Thursday, 10 November 2011

Learning To Walk

For the last eight months every Thursday and Friday I've been looking after my grandson, who is now about twenty months old, while his mother works. It's an extremely rewarding but also an extremely exhausting experience.

When you have your own children you are so preoccupied with the struggle for survival that you don't have the same opportunity to savour and reflect on the child's development. You're walking around half asleep, concentrating on getting through the day. But as a grandparent, you have the chance to see a process that you've already lived through once, only this time in much finer detail.

My grandson was a little reluctant to start walking. He needed a certain amount of encouragement to get up off all fours. But once he had done so, he discovered that he loved the freedom and power that walking gave him. Just a couple of months after he walked for the first time I found him walking around our house with his eyes shut, just for the hell of it. A few days later he had graduated to walking round and round in circles until he got so dizzy he fell over.

I find that wholehearted delight in learning a really beautiful thing to watch and really inspiring. It reminds me of how, when I first started writing I got really excited every time I learnt a new technique. Like the first time I came across a story written in two entirely different voices. It was The Collector by John Fowles, a story about a young woman who is kidnapped, half of which is told from the woman's point of view and half from the kidnapper's. I was so excited that I immediately had to write my own story using two narrators, each with an utterly different take on the story.

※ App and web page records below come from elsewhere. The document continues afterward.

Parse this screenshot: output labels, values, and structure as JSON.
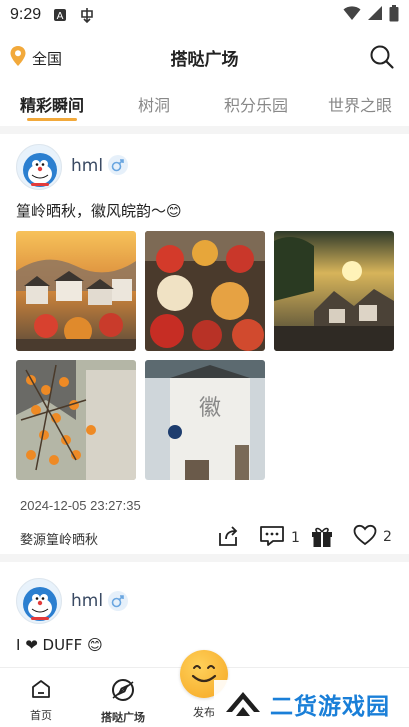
{
  "status_bar": {
    "time": "9:29"
  },
  "header": {
    "location_label": "全国",
    "title": "搭哒广场"
  },
  "tabs": [
    {
      "label": "精彩瞬间"
    },
    {
      "label": "树洞"
    },
    {
      "label": "积分乐园"
    },
    {
      "label": "世界之眼"
    }
  ],
  "posts": [
    {
      "user_name": "hml",
      "gender": "male",
      "text": "篁岭晒秋，徽风皖韵～😊",
      "photos": [
        "terraced-village-sunset",
        "crop-drying-baskets",
        "mountain-village-sunrise",
        "persimmon-tree-village",
        "huizhou-wall-sign"
      ],
      "date": "2024-12-05 23:27:35",
      "location": "婺源篁岭晒秋",
      "comment_count": "1",
      "like_count": "2"
    },
    {
      "user_name": "hml",
      "gender": "male",
      "text": "I ❤ DUFF 😊"
    }
  ],
  "bottom_nav": [
    {
      "label": "首页"
    },
    {
      "label": "搭哒广场"
    },
    {
      "label": "发布"
    }
  ],
  "watermark": {
    "text": "二货游戏园"
  },
  "colors": {
    "accent": "#f2a93b",
    "location_pin": "#f2a93b",
    "username": "#3a4a63",
    "gender_bg": "#e6f0fa"
  }
}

Thirty years later there are still moments like that for me, moments when you are writing just for the hell of it. Eyes shut, dizzy with delight, hardly able to believe that this is what you get paid for doing.

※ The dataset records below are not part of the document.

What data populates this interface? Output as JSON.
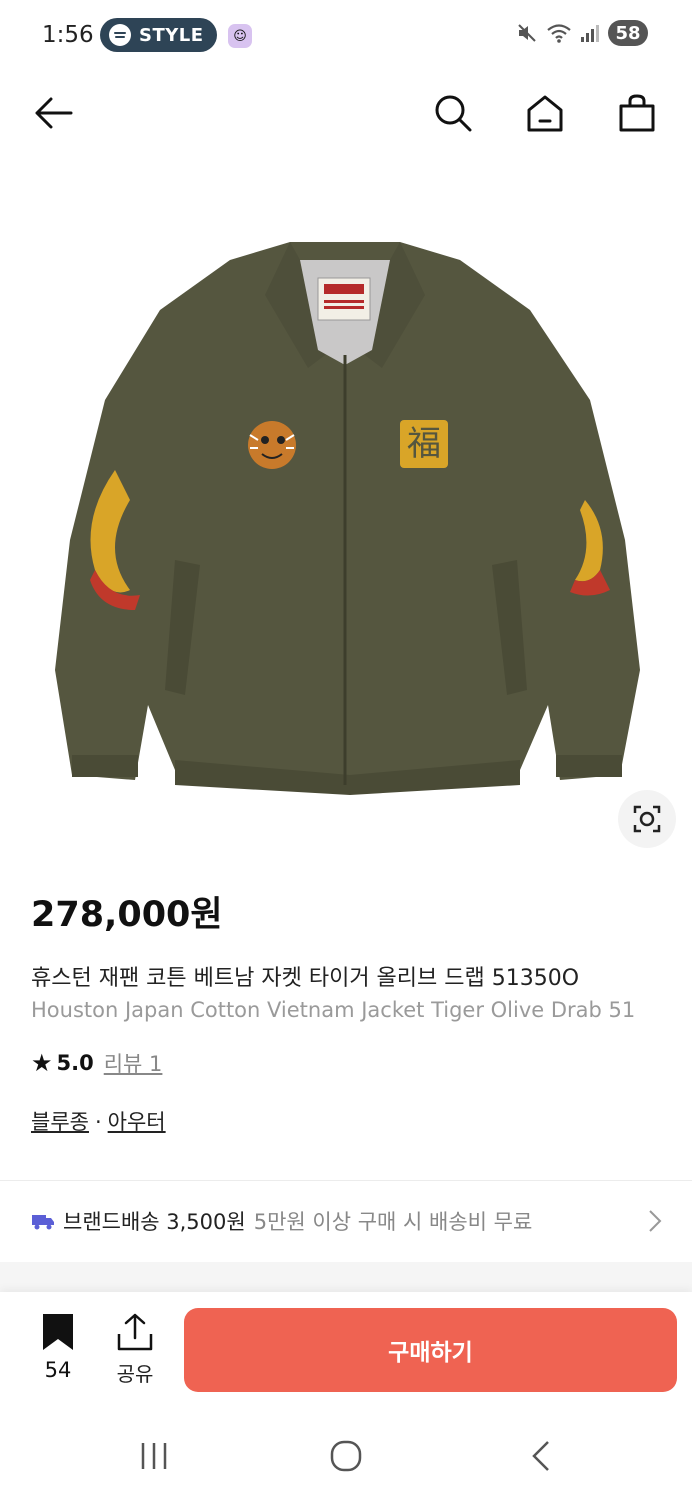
{
  "status_bar": {
    "time": "1:56",
    "pill_label": "STYLE",
    "battery": "58"
  },
  "nav": {
    "back_icon": "arrow-left-icon",
    "search_icon": "search-icon",
    "home_icon": "home-icon",
    "cart_icon": "shopping-bag-icon"
  },
  "product": {
    "price": "278,000원",
    "name_ko": "휴스턴 재팬 코튼 베트남 자켓 타이거 올리브 드랩 51350O",
    "name_en": "Houston Japan Cotton Vietnam Jacket Tiger Olive Drab 51",
    "rating": "5.0",
    "review": "리뷰 1",
    "category_1": "블루종",
    "category_sep": "·",
    "category_2": "아우터",
    "image_colors": {
      "jacket": "#55563f",
      "background": "#ffffff"
    }
  },
  "shipping": {
    "label": "브랜드배송 3,500원",
    "note": "5만원 이상 구매 시 배송비 무료",
    "icon_color": "#5b5fd6"
  },
  "action_bar": {
    "bookmark_count": "54",
    "share_label": "공유",
    "buy_label": "구매하기",
    "accent": "#ef6352"
  }
}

Adventures of a Middle-aged Matron said...

Childhood races so quickly and so stressfully that it's good to be reminded that we may taste it a second time at a more leisurely pace. I mainly had children in order to be a grandmother and am pleased to hear that the rewards are as delectable as I'd supposed. Re the writing thrill, I do so agree. Have kept a diary daily without fail for 28 years, not just on account of narcissisim, but for the sheer joy of translating the quotidian into prose.

Brian Keaney said...

Delectable and frazzling at the same time. Thanks for commenting. I always like to hear the word 'quotidian'.